Grammia elongata is an uncommon day-flying alpine and subalpine Grammia with white hindwings in males and orange hindwings in females. It is a medium size moth (FW length 15–16 mm). The forewing appears black with limited off-white markings, predominantly the medial, postmedial, and subterminal transverse lines and the longitudinal postcubital line. There is also a thin line of pale scales along the cubital vein at the inferior margin of the cell. The hindwing color is sexually dimorphic, white to off-white in males and pale orange in females, rarely entirely dark. The hindwing markings are fairly extensive, with a large discal spot, marginal spots usually fused to the marginal band (more often separate in females), and longitudinal black lines along the cubital vein below the discal spot and along the medial margin. The body is black with reduced off-white to tan markings in most individuals. The black antennae are moderately bipectinate in males and biserrate in females. The eye size is reduced, measuring less than 0.6 mm.

Grammia elongata is unlikely to be confused with other species in the southwestern portion of its range. In the Rocky Mountains it can be confused with Holoarctia sordida and orange forms of Grammia williamsii. Holoarctia sordida is easily distinguished by the lack of pale forewing longitudinal markings. Pale G. williamsii lack pale scaling along the cubital vein, have a less curved postmedial region pale line, and have eye size larger than 0.6 mm (Schmidt 2009).


This species is found at high elevations in subalpine mountain meadows and on alpine tundra above timberline.


Pacific Northwest

Grammia elongata has been most commonly found in the south British Columbia Coast Range and the northern Cascade Mountains. It also occurs in mountains further east in British Columbia, Washington, and western Montana.


The Pacific Northwest encompasses most of the global range of this species. It also occurs in the Rocky Mountains of Alberta.

Life History


This species probably uses various herbaceous plants as with other species in the genus. A last instar larva found at Gott Peak, British Columbia collected by Lars Crabo on July 11, 2010 was reared to maturity on dandelion (Taraxacum officinale).

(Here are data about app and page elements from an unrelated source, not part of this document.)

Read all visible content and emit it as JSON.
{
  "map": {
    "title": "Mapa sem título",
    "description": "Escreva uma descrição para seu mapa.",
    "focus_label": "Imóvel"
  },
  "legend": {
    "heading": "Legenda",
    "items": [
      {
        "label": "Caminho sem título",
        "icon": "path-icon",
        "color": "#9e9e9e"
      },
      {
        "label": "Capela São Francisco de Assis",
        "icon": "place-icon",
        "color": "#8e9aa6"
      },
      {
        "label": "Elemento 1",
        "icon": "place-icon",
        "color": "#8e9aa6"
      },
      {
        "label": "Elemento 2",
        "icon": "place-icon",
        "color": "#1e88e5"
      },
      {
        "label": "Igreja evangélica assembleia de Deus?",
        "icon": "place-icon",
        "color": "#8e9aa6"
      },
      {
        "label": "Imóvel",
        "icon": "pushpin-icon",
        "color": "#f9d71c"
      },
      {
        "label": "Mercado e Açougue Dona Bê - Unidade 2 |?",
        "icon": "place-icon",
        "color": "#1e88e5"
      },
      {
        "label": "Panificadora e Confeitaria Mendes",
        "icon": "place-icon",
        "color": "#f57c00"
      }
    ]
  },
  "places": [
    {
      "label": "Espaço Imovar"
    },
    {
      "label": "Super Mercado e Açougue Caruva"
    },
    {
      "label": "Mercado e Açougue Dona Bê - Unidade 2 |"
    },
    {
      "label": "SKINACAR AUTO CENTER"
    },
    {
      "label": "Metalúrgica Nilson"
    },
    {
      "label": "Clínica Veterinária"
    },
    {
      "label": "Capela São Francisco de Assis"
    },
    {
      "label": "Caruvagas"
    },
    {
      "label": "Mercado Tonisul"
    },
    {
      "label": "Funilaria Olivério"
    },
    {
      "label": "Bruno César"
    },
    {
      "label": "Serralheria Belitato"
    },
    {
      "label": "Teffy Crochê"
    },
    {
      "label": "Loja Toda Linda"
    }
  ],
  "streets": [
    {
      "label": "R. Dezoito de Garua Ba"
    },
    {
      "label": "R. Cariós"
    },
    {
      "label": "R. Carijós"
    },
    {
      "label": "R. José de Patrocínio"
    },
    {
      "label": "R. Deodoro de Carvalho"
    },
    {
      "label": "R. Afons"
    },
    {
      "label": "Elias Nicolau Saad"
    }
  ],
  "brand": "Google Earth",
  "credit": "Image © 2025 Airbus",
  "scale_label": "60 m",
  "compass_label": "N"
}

Adults are diurnal and are most commonly collected in the afternoon, although Schmidt (2009) writes that some individuals are collected at light. Males fly rapidly over tundra. Most records are from July to mid August.

Economic Importance




Schmidt (2009)

Moth Photographers Group